■ Your assignment
The records that appear below are to be restated word for word.

____ Records provided

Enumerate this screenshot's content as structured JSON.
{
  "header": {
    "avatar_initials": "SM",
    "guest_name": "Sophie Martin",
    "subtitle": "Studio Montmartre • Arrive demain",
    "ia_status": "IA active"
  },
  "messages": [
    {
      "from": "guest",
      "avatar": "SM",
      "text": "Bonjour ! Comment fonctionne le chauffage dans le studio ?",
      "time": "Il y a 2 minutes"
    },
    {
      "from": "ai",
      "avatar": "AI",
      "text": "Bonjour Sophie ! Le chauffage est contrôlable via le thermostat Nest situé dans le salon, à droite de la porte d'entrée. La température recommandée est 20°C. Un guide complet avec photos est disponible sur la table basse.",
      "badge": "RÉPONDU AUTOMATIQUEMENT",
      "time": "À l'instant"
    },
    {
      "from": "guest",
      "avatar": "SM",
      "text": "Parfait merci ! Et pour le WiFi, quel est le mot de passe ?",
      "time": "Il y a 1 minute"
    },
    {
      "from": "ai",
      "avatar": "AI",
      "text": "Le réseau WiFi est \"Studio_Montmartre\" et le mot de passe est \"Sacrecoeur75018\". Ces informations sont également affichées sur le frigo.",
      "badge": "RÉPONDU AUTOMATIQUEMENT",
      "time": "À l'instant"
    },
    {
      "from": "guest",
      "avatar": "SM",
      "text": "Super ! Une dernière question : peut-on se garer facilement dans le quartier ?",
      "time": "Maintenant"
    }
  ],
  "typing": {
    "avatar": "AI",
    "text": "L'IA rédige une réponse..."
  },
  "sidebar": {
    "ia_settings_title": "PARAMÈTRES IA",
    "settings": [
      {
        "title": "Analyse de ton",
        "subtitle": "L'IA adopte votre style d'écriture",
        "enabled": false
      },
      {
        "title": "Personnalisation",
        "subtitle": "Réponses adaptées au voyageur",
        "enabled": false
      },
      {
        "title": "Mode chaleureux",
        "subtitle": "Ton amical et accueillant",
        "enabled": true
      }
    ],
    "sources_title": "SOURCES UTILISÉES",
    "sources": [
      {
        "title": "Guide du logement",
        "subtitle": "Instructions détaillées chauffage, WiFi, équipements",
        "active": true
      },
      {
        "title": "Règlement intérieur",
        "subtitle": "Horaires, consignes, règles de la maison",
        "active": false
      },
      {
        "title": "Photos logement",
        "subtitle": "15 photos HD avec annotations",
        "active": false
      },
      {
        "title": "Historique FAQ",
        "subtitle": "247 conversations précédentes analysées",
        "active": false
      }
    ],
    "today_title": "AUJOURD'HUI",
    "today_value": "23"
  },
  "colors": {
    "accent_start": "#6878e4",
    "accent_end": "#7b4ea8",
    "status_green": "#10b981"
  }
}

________

■ Response box
Enumerate this screenshot's content as structured JSON.
{
  "header": {
    "avatar_initials": "SM",
    "guest_name": "Sophie Martin",
    "subtitle": "Studio Montmartre • Arrive demain",
    "ia_status": "IA active"
  },
  "messages": [
    {
      "from": "guest",
      "avatar": "SM",
      "text": "Bonjour ! Comment fonctionne le chauffage dans le studio ?",
      "time": "Il y a 2 minutes"
    },
    {
      "from": "ai",
      "avatar": "AI",
      "text": "Bonjour Sophie ! Le chauffage est contrôlable via le thermostat Nest situé dans le salon, à droite de la porte d'entrée. La température recommandée est 20°C. Un guide complet avec photos est disponible sur la table basse.",
      "badge": "RÉPONDU AUTOMATIQUEMENT",
      "time": "À l'instant"
    },
    {
      "from": "guest",
      "avatar": "SM",
      "text": "Parfait merci ! Et pour le WiFi, quel est le mot de passe ?",
      "time": "Il y a 1 minute"
    },
    {
      "from": "ai",
      "avatar": "AI",
      "text": "Le réseau WiFi est \"Studio_Montmartre\" et le mot de passe est \"Sacrecoeur75018\". Ces informations sont également affichées sur le frigo.",
      "badge": "RÉPONDU AUTOMATIQUEMENT",
      "time": "À l'instant"
    },
    {
      "from": "guest",
      "avatar": "SM",
      "text": "Super ! Une dernière question : peut-on se garer facilement dans le quartier ?",
      "time": "Maintenant"
    }
  ],
  "typing": {
    "avatar": "AI",
    "text": "L'IA rédige une réponse..."
  },
  "sidebar": {
    "ia_settings_title": "PARAMÈTRES IA",
    "settings": [
      {
        "title": "Analyse de ton",
        "subtitle": "L'IA adopte votre style d'écriture",
        "enabled": false
      },
      {
        "title": "Personnalisation",
        "subtitle": "Réponses adaptées au voyageur",
        "enabled": false
      },
      {
        "title": "Mode chaleureux",
        "subtitle": "Ton amical et accueillant",
        "enabled": true
      }
    ],
    "sources_title": "SOURCES UTILISÉES",
    "sources": [
      {
        "title": "Guide du logement",
        "subtitle": "Instructions détaillées chauffage, WiFi, équipements",
        "active": true
      },
      {
        "title": "Règlement intérieur",
        "subtitle": "Horaires, consignes, règles de la maison",
        "active": false
      },
      {
        "title": "Photos logement",
        "subtitle": "15 photos HD avec annotations",
        "active": false
      },
      {
        "title": "Historique FAQ",
        "subtitle": "247 conversations précédentes analysées",
        "active": false
      }
    ],
    "today_title": "AUJOURD'HUI",
    "today_value": "23"
  },
  "colors": {
    "accent_start": "#6878e4",
    "accent_end": "#7b4ea8",
    "status_green": "#10b981"
  }
}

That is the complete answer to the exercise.